Development and Testing of Metacognitive Therapy for Prolonged Grief Disorder: A Randomised Controlled TrialWenn, Jenine Anne (2017)This study investigated the metacognitive processes involved in Prolonged Grief Disorder, and developed and tested a group Metacognitive Grief Therapy for people experiencing prolonged grief symptomatology. Feasibility, ...
Mechanisms of change during group metacognitive therapy for repetitive negative thinking in primary and non-primary generalized anxiety disorderMcEvoy, Peter; Erceg-Hurn, D.; Anderson, Rebecca; Campbell, B.; Nathan, P. (2015)© 2015 Elsevier Ltd. Repetitive negative thinking (RNT) is a transdiagnostic process that serves to maintain emotional disorders.
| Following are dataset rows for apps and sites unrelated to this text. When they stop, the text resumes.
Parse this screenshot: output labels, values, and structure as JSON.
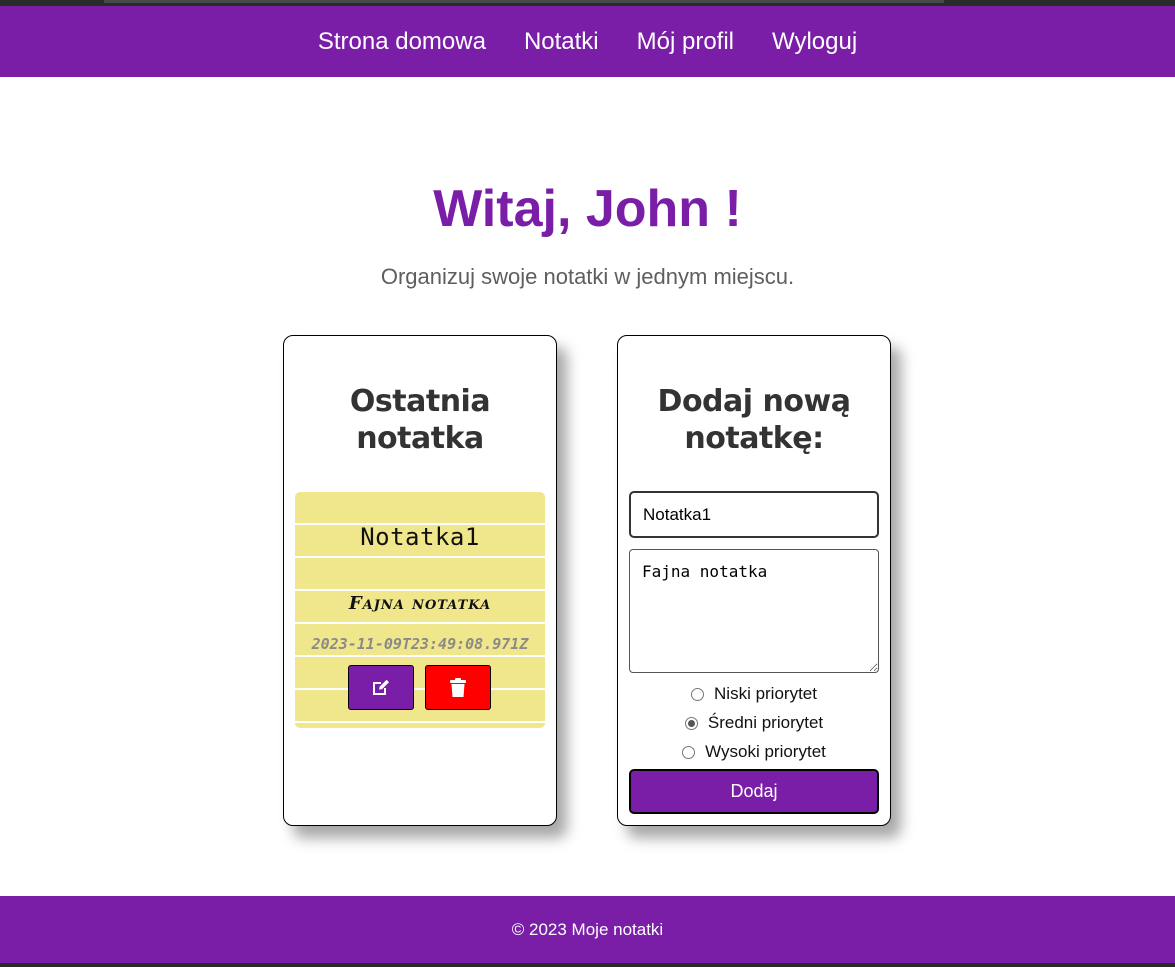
{
  "nav": {
    "items": [
      {
        "label": "Strona domowa"
      },
      {
        "label": "Notatki"
      },
      {
        "label": "Mój profil"
      },
      {
        "label": "Wyloguj"
      }
    ]
  },
  "hero": {
    "title": "Witaj, John !",
    "subtitle": "Organizuj swoje notatki w jednym miejscu."
  },
  "latest": {
    "heading_line1": "Ostatnia",
    "heading_line2": "notatka",
    "note": {
      "title": "Notatka1",
      "content": "Fajna notatka",
      "date": "2023-11-09T23:49:08.971Z"
    },
    "edit_icon": "edit-icon",
    "delete_icon": "trash-icon"
  },
  "add": {
    "heading_line1": "Dodaj nową",
    "heading_line2": "notatkę:",
    "title_value": "Notatka1",
    "content_value": "Fajna notatka",
    "priorities": [
      {
        "label": "Niski priorytet",
        "checked": false
      },
      {
        "label": "Średni priorytet",
        "checked": true
      },
      {
        "label": "Wysoki priorytet",
        "checked": false
      }
    ],
    "submit_label": "Dodaj"
  },
  "footer": {
    "text": "© 2023 Moje notatki"
  },
  "colors": {
    "accent": "#7a1ea8",
    "note_bg": "#f0e68c",
    "danger": "#ff0000"
  }
}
Metacognitive theory suggests that positive and negative metacognitive beliefs guide the ...